Nothing of what I’d heard in POW! Negro’s recorded work could have prepared me for the explosive performance it gave at Southbound. A barrage of saxophone and synth slaying instantly got the crowd in the mood to get amongst it. The synth operator’s guitar work was just as artful as his machine memory, the occasional slick breakdown keeping things fresh. The performance evolved into a spectacle thanks to the exhausting and peerless work of lead vocalist Nelson Mondlane, whose boundless enthusiasm and energy was a joy to behold. That is to say nothing of his lyrical talent, in which he did a sensational job of hyping up the crowd. Mondlane never seemed to stop jumping, moving, and jiving, featuring a lung capacity as deep as his musical talent. Seamless transitions between songs meant the intensity never let up, the mood electric one moment and chilled the next, at times feeling like something out of a film noir. A super sax solo made for a fantastic finale, which included solemn guitar and drums being revived with renewed vigour for an outro that featured all the chaos we’d come to expect. A truly exceptional way to kick off the festivities.

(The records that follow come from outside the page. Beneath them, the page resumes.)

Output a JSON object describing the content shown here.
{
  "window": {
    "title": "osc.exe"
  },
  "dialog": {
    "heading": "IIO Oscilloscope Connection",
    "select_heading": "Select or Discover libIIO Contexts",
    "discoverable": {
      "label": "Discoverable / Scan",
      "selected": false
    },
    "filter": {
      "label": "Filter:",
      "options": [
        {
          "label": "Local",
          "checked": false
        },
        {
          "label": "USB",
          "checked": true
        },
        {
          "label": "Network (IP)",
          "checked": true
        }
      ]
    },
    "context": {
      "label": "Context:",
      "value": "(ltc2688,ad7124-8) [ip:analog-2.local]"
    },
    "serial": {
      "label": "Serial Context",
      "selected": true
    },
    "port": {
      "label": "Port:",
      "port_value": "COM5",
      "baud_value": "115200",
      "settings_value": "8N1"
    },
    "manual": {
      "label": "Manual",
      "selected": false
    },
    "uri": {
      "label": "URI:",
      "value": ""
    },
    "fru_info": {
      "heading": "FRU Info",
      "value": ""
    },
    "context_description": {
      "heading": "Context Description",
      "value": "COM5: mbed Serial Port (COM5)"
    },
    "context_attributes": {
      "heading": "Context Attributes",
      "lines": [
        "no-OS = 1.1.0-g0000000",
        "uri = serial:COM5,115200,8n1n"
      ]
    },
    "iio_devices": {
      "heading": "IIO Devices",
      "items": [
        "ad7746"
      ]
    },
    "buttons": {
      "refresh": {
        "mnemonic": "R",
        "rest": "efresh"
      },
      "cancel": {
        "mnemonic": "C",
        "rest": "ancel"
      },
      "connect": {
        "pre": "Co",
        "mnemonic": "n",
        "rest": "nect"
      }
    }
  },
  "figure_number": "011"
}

The tear jerking presence of Alex Dyson dj-ing between sets only highlighted the glowing red flap hats and tune rags more as he spun a quick set, the crowd getting quite disgruntled however as MIA’s Paper Planes hit the decks only to be immediately interrupted for the next set. A delayed start from technical difficulties on Cosmos Midnight‘s arrival plagued the stage with silence for a moment that had the audience booing for Dyson to return, but once the sound kicked off all was forgotten.
Dyson had the whole tent crying out to Alicia Keys New York substituting the city for Southbound and getting everyone absolutely pumped for Hermitude to explode on stage. Unfortunately the hype up on their first track was shattered as the sound once again hit a hurdle, the whole stage dropping out momentarily before it was able to start back up. As before though it did little to mar the set, favourites Ukiyo and The Buzz From Dark Night Sweet Light going off while a little sentimental shout out for the track that made it for them introduced Speak of The Devil as the crowd flung their limbs around like the trained hip hop dancers we all thought we were.